Traffic congestion is a common problem in the automotive highway system. Dynamic conditions such as traffic load, road construction and accidents introduce problems for static route determination in travel planning. Many on-line mapping systems (such as MapQuest) provide the ability to obtain shortest or fastest path travel directions between locations, using static information.

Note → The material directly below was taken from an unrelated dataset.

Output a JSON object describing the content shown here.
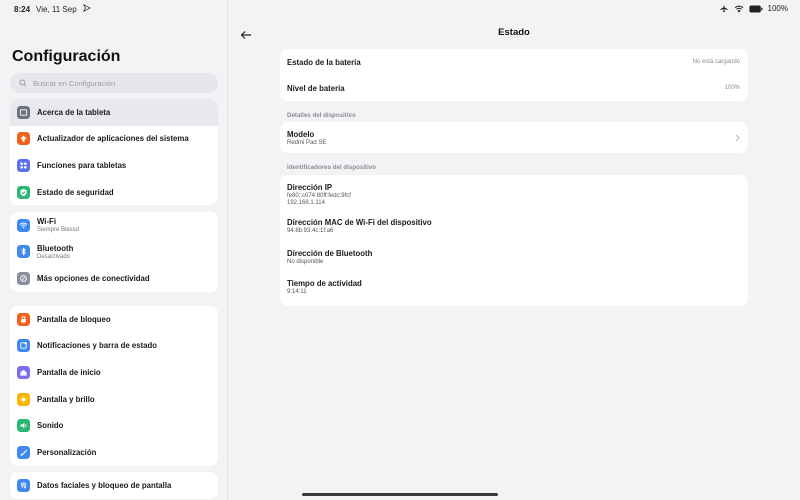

Systems to record traffic accidents are common in many countries. Tracking traffic load using sensor networks has recently been introduced in the United States. These systems provide necessary input for determining the number of vehicles on particular roads/highways. An alternative system could track automobiles via GPS devices on the cars. In both approaches, a straightforward approach to traffic flow prediction is to make assumptions about the flow network. Prediction systems using only this technology (as in http://www.msnbc.msn.com/Default.aspx?id=3158259&p1=0) suffer from a number of shortcomings. First, they do not monitor the number of vehicles considering a re-route or actually re-routing to alternate routes and create a "thundering herd" problem where many vehicles head to what was once the quickest route. (see load balancing below) Second, more sophisticated routing techniques exist which can be applied to traffic situations to reduce congestion and provide improved flow control.

This disclosure extends road-based sensor networks to include GPS enabled automobiles (thereby supporting all roads, rather than just the cities/interstates with sensor networks) and to apply known flow/congestion control algorithms from computer networking to the traffic problem. Specifically, we propose using the portion of High-Performance Routing (HPR) known as Adaptive Rate Based flow control (ARB) for dynamically determining route al...